__Try it__:
How many lines in the entries below contain the string "icon"? Reply with the number only.

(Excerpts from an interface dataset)
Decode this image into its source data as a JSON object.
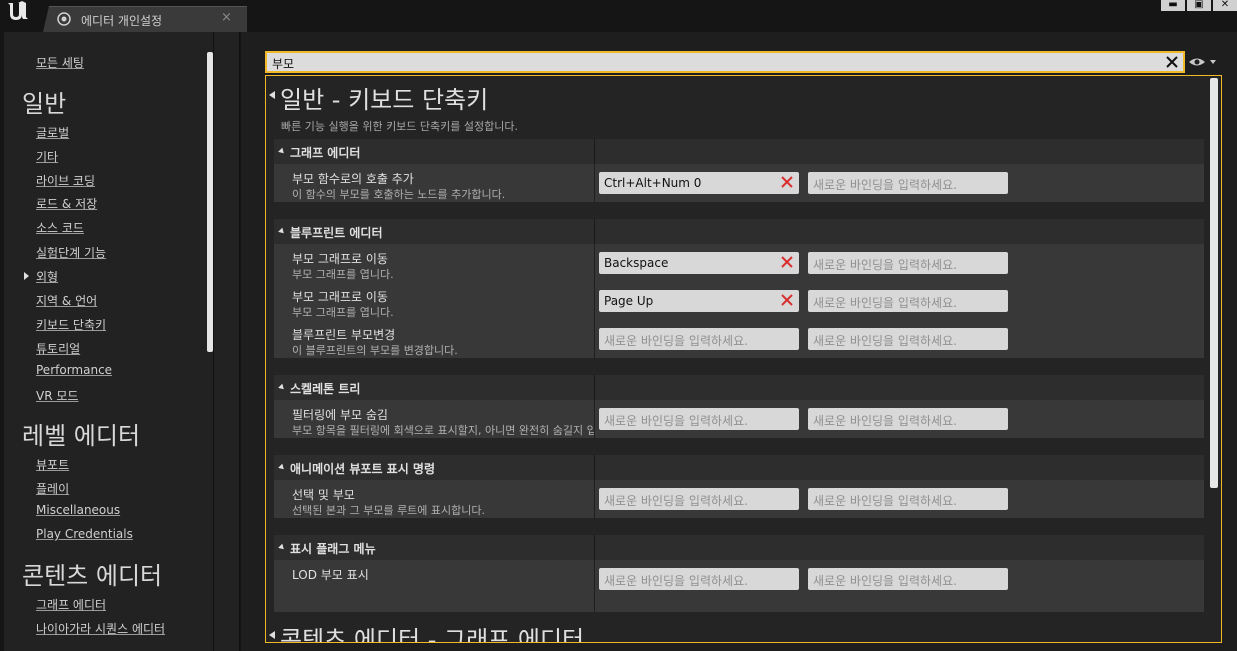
{
  "window": {
    "tab_title": "에디터 개인설정",
    "tab_close": "×",
    "btn_minimize": "▬",
    "btn_maximize": "▣",
    "btn_close": "✕"
  },
  "sidebar": {
    "all_settings": "모든 세팅",
    "general_header": "일반",
    "general_items": [
      "글로벌",
      "기타",
      "라이브 코딩",
      "로드 & 저장",
      "소스 코드",
      "실험단계 기능",
      "외형",
      "지역 & 언어",
      "키보드 단축키",
      "튜토리얼",
      "Performance",
      "VR 모드"
    ],
    "level_header": "레벨 에디터",
    "level_items": [
      "뷰포트",
      "플레이",
      "Miscellaneous",
      "Play Credentials"
    ],
    "content_header": "콘텐츠 에디터",
    "content_items": [
      "그래프 에디터",
      "나이아가라 시퀀스 에디터"
    ]
  },
  "search": {
    "value": "부모"
  },
  "section": {
    "title": "일반 - 키보드 단축키",
    "description": "빠른 기능 실행을 위한 키보드 단축키를 설정합니다.",
    "next_title": "콘텐츠 에디터 - 그래프 에디터"
  },
  "placeholder": "새로운 바인딩을 입력하세요.",
  "groups": [
    {
      "title": "그래프 에디터",
      "rows": [
        {
          "name": "부모 함수로의 호출 추가",
          "desc": "이 함수의 부모를 호출하는 노드를 추가합니다.",
          "binding1": "Ctrl+Alt+Num 0"
        }
      ]
    },
    {
      "title": "블루프린트 에디터",
      "rows": [
        {
          "name": "부모 그래프로 이동",
          "desc": "부모 그래프를 엽니다.",
          "binding1": "Backspace"
        },
        {
          "name": "부모 그래프로 이동",
          "desc": "부모 그래프를 엽니다.",
          "binding1": "Page Up"
        },
        {
          "name": "블루프린트 부모변경",
          "desc": "이 블루프린트의 부모를 변경합니다.",
          "binding1": ""
        }
      ]
    },
    {
      "title": "스켈레톤 트리",
      "rows": [
        {
          "name": "필터링에 부모 숨김",
          "desc": "부모 항목을 필터링에 회색으로 표시할지, 아니면 완전히 숨길지 입니",
          "binding1": ""
        }
      ]
    },
    {
      "title": "애니메이션 뷰포트 표시 명령",
      "rows": [
        {
          "name": "선택 및 부모",
          "desc": "선택된 본과 그 부모를 루트에 표시합니다.",
          "binding1": ""
        }
      ]
    },
    {
      "title": "표시 플래그 메뉴",
      "rows": [
        {
          "name": "LOD 부모 표시",
          "desc": "",
          "binding1": ""
        }
      ]
    }
  ],
  "colors": {
    "accent": "#f0b92a",
    "clear_x": "#d83030"
  }
}
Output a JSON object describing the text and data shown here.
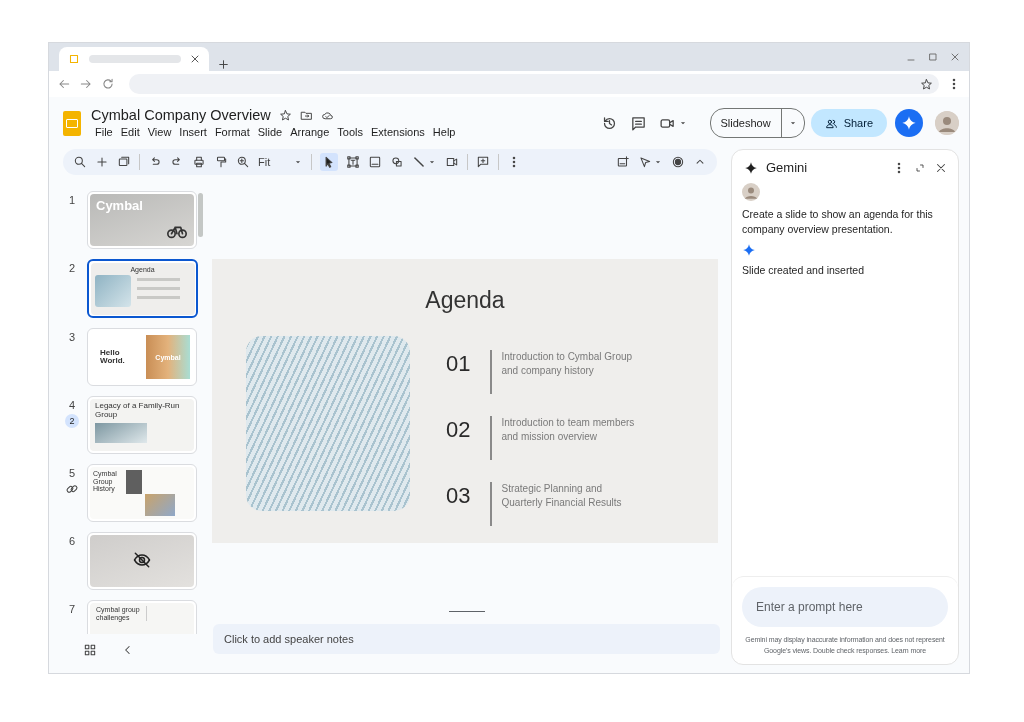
{
  "document": {
    "title": "Cymbal Company Overview"
  },
  "menu": [
    "File",
    "Edit",
    "View",
    "Insert",
    "Format",
    "Slide",
    "Arrange",
    "Tools",
    "Extensions",
    "Help"
  ],
  "header_buttons": {
    "slideshow": "Slideshow",
    "share": "Share"
  },
  "toolbar": {
    "zoom": "Fit"
  },
  "filmstrip": {
    "slides": [
      {
        "number": "1",
        "kind": "cover",
        "title": "Cymbal",
        "selected": false,
        "hidden": false,
        "linked": false
      },
      {
        "number": "2",
        "kind": "agenda",
        "title": "Agenda",
        "selected": true,
        "hidden": false,
        "linked": false
      },
      {
        "number": "3",
        "kind": "split",
        "title": "Hello World.",
        "caption": "Cymbal",
        "selected": false,
        "hidden": false,
        "linked": false
      },
      {
        "number": "4",
        "kind": "text",
        "title": "Legacy of a Family-Run Group",
        "comment_count": "2",
        "selected": false,
        "hidden": false,
        "linked": false
      },
      {
        "number": "5",
        "kind": "timeline",
        "title": "Cymbal Group History",
        "selected": false,
        "hidden": false,
        "linked": true
      },
      {
        "number": "6",
        "kind": "photo",
        "selected": false,
        "hidden": true,
        "linked": false
      },
      {
        "number": "7",
        "kind": "table",
        "title": "Cymbal group challenges",
        "selected": false,
        "hidden": false,
        "linked": false
      }
    ]
  },
  "slide": {
    "title": "Agenda",
    "items": [
      {
        "number": "01",
        "text": "Introduction to Cymbal Group and company history"
      },
      {
        "number": "02",
        "text": "Introduction to team members and mission overview"
      },
      {
        "number": "03",
        "text": "Strategic Planning and Quarterly Financial Results"
      }
    ]
  },
  "speaker_notes": {
    "placeholder": "Click to add speaker notes"
  },
  "gemini": {
    "title": "Gemini",
    "messages": [
      {
        "kind": "user",
        "text": "Create a slide to show an agenda for this company overview presentation."
      },
      {
        "kind": "assistant",
        "text": "Slide created and inserted"
      }
    ],
    "prompt": {
      "placeholder": "Enter a prompt here"
    },
    "disclaimer": "Gemini may display inaccurate information and does not represent Google's views. Double check responses.",
    "learn_more": "Learn more"
  }
}
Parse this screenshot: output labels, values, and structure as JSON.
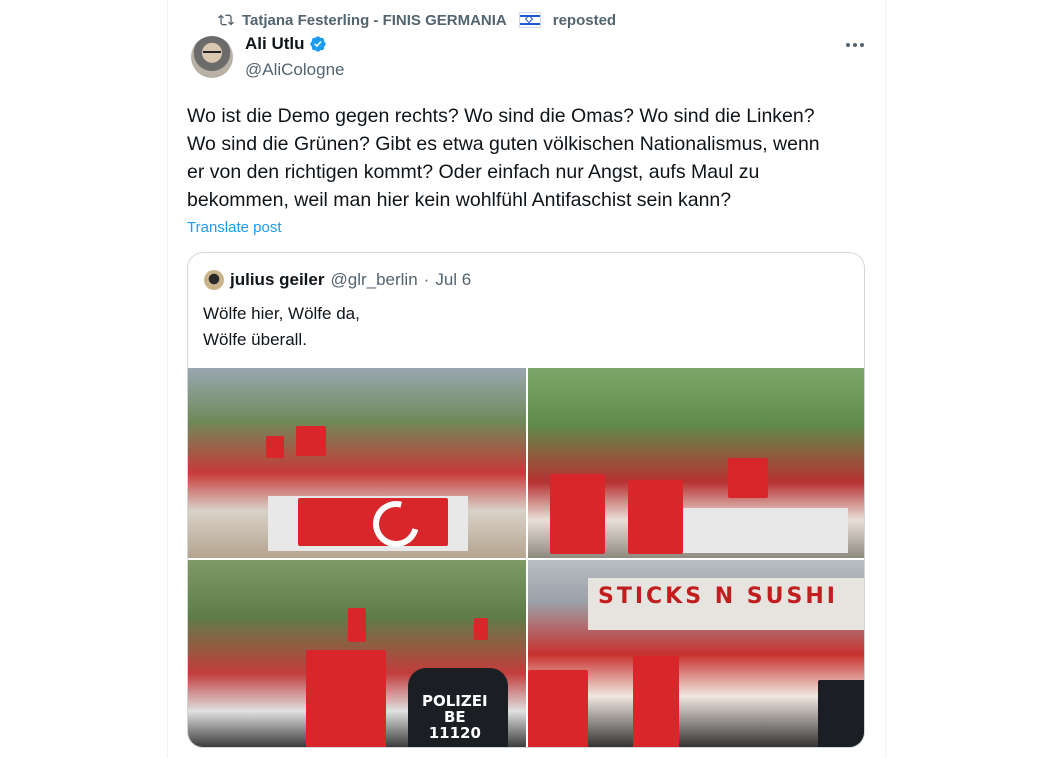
{
  "repost": {
    "icon": "repost-icon",
    "name": "Tatjana Festerling - FINIS GERMANIA",
    "flag": "israel-flag-icon",
    "suffix": "reposted"
  },
  "author": {
    "name": "Ali Utlu",
    "handle": "@AliCologne",
    "verified_icon": "verified-badge-icon"
  },
  "tweet": {
    "text": "Wo ist die Demo gegen rechts? Wo sind die Omas? Wo sind die Linken?\nWo sind die Grünen? Gibt es etwa guten völkischen Nationalismus, wenn\ner von den richtigen kommt? Oder einfach nur Angst, aufs Maul zu\nbekommen, weil man hier kein wohlfühl Antifaschist sein kann?",
    "translate_label": "Translate post"
  },
  "quote": {
    "name": "julius geiler",
    "handle": "@glr_berlin",
    "separator": "·",
    "date": "Jul 6",
    "text": "Wölfe hier, Wölfe da,\nWölfe überall."
  },
  "photos": {
    "sign": "STICKS N SUSHI",
    "police": "POLIZEI\nBE\n11120"
  },
  "colors": {
    "link": "#1d9bf0",
    "muted": "#536471",
    "text": "#0f1419",
    "border": "#cfd9de"
  }
}
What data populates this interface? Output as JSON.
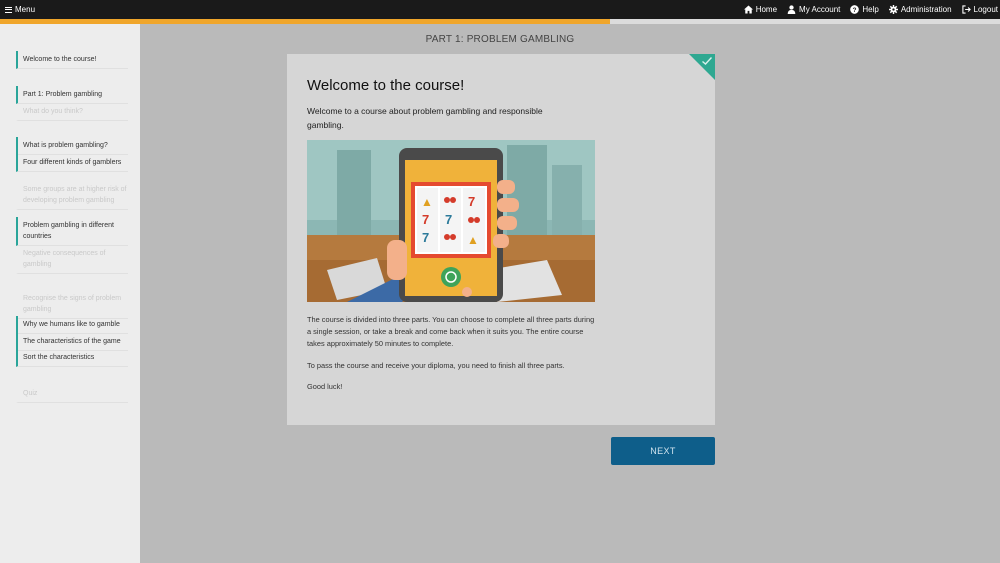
{
  "topbar": {
    "menu_label": "Menu",
    "nav": [
      {
        "label": "Home",
        "icon": "home-icon"
      },
      {
        "label": "My Account",
        "icon": "user-icon"
      },
      {
        "label": "Help",
        "icon": "help-icon"
      },
      {
        "label": "Administration",
        "icon": "gear-icon"
      },
      {
        "label": "Logout",
        "icon": "logout-icon"
      }
    ]
  },
  "progress": {
    "fraction": 0.61,
    "color": "#f0a62b"
  },
  "sidebar": {
    "items": [
      {
        "label": "Welcome to the course!",
        "state": "done"
      },
      {
        "label": "Part 1: Problem gambling",
        "state": "done"
      },
      {
        "label": "What do you think?",
        "state": "locked"
      },
      {
        "label": "What is problem gambling?",
        "state": "done"
      },
      {
        "label": "Four different kinds of gamblers",
        "state": "done"
      },
      {
        "label": "Some groups are at higher risk of developing problem gambling",
        "state": "locked"
      },
      {
        "label": "Problem gambling in different countries",
        "state": "done"
      },
      {
        "label": "Negative consequences of gambling",
        "state": "locked"
      },
      {
        "label": "Recognise the signs of problem gambling",
        "state": "locked"
      },
      {
        "label": "Why we humans like to gamble",
        "state": "done"
      },
      {
        "label": "The characteristics of the game",
        "state": "done"
      },
      {
        "label": "Sort the characteristics",
        "state": "done"
      },
      {
        "label": "Quiz",
        "state": "locked"
      }
    ]
  },
  "main": {
    "part_title": "PART 1: PROBLEM GAMBLING",
    "card": {
      "title": "Welcome to the course!",
      "lead": "Welcome to a course about problem gambling and responsible gambling.",
      "paragraphs": [
        "The course is divided into three parts. You can choose to complete all three parts during a single session, or take a break and come back when it suits you. The entire course takes approximately 50 minutes to complete.",
        "To pass the course and receive your diploma, you need to finish all three parts.",
        "Good luck!"
      ]
    },
    "next_label": "NEXT"
  },
  "colors": {
    "accent": "#2aa59a",
    "check": "#2ea891",
    "button": "#0e5e8a",
    "topbar": "#1a1a1a"
  }
}
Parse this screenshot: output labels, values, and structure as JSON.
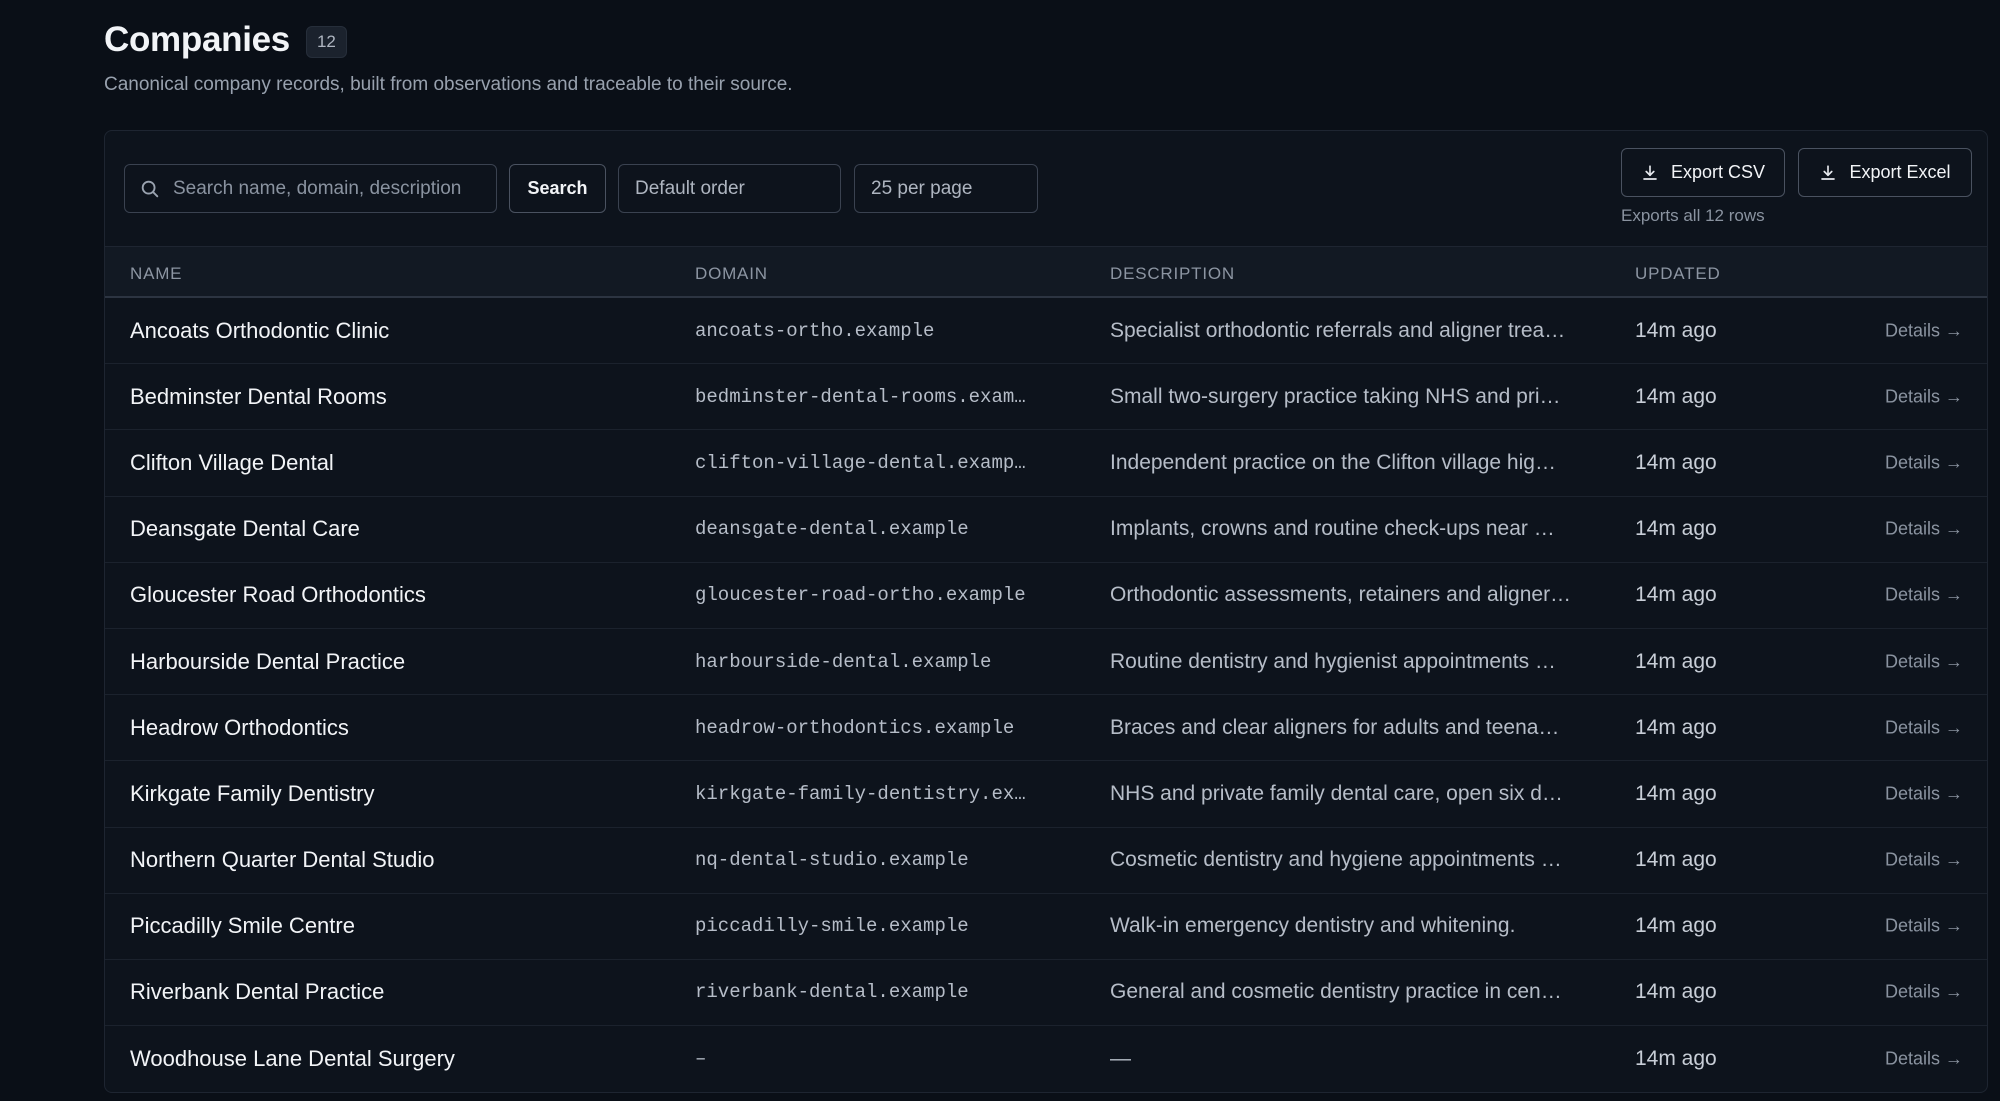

__Result of the exercise__:
8